Most entertaining, however, is the absurdly orderly world of London's criminal gangs, an inoffensive set, really, who surrender without a fuss when caught and never hold a grudge against the police for arresting them. Cops and robbers is just a game here, without real danger or consequences, and thus a cat burglar can enter the room of a sleeping young woman and steal only her valuables and perhaps a secret kiss (one that also slips her earring from her ear!). The London thieves are easy pickings for the fake cops because it doesn't occur to any of the crooks to fight back against men in uniform, and when given the opportunity the thieves simply make their escape. Their adherence to order reaches its ridiculous height in the scene where Pearly calls a meeting of all of London's criminal elements, and the gathered crooks and cons religiously observe Robert's Rules of Order. They are, in fact, much more organized and effective than the police, a fact that becomes clear when the cops botch their parts of the plan to catch the Australian gang in the act.

The action in The Wrong Arm of the Law zips along and keeps the viewer guessing about where all of these shenanigans will lead, and if you've exhausted the available stock of Ealing comedies this film makes a great follow-up. Peter Sellers is best remembered today for the Pink Panther films, Being There (1979), and Dr. Strangelove (1964), but you can also see him with Alec Guinness in The Ladykillers (1955). Watch for John Le Mesurier as the Assistant Commissioner, along with Dennis Price and a young Michael Caine in uncredited roles.

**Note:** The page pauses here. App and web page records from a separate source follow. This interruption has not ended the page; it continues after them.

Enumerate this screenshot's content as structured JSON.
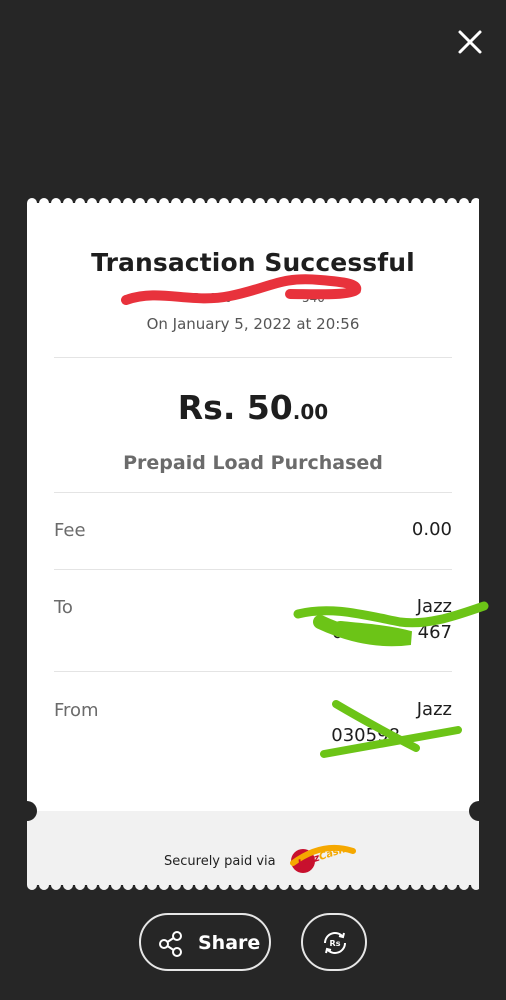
{
  "receipt": {
    "title": "Transaction Successful",
    "tid_label": "TID: 020",
    "tid_tail": "540",
    "date": "On January 5, 2022 at 20:56",
    "amount_main": "Rs. 50",
    "amount_decimal": ".00",
    "purpose": "Prepaid Load Purchased",
    "rows": [
      {
        "label": "Fee",
        "value": "0.00"
      },
      {
        "label": "To",
        "network": "Jazz",
        "number_head": "0305",
        "number_tail": "467"
      },
      {
        "label": "From",
        "network": "Jazz",
        "number_head": "030598",
        "number_tail": ""
      }
    ],
    "footer_text": "Securely paid via",
    "logo_text": "JazzCash"
  },
  "actions": {
    "share_label": "Share"
  },
  "icons": {
    "close": "close-icon",
    "share": "share-icon",
    "reload": "reload-currency-icon",
    "logo": "jazzcash-logo"
  },
  "colors": {
    "background": "#262626",
    "card": "#ffffff",
    "redaction_red": "#e8323c",
    "redaction_green": "#6cc417",
    "logo_red": "#c8102e",
    "logo_yellow": "#f5a800"
  }
}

Cliff Owen went on to direct The Vengeance of She (1968) and No Sex, Please: We're British (1973). Catch Lionel Jeffries in Camelot (1967) and Chitty Chitty Bang Bang (1968); Jeffries also directed Bernard Cribbins in The Railway Children (1970). Nanette Newman appears in The Stepford Wives (1975) and as the adult Velvet Brown in International Velvet, a 1978 sequel to the original film starring Elizabeth Taylor.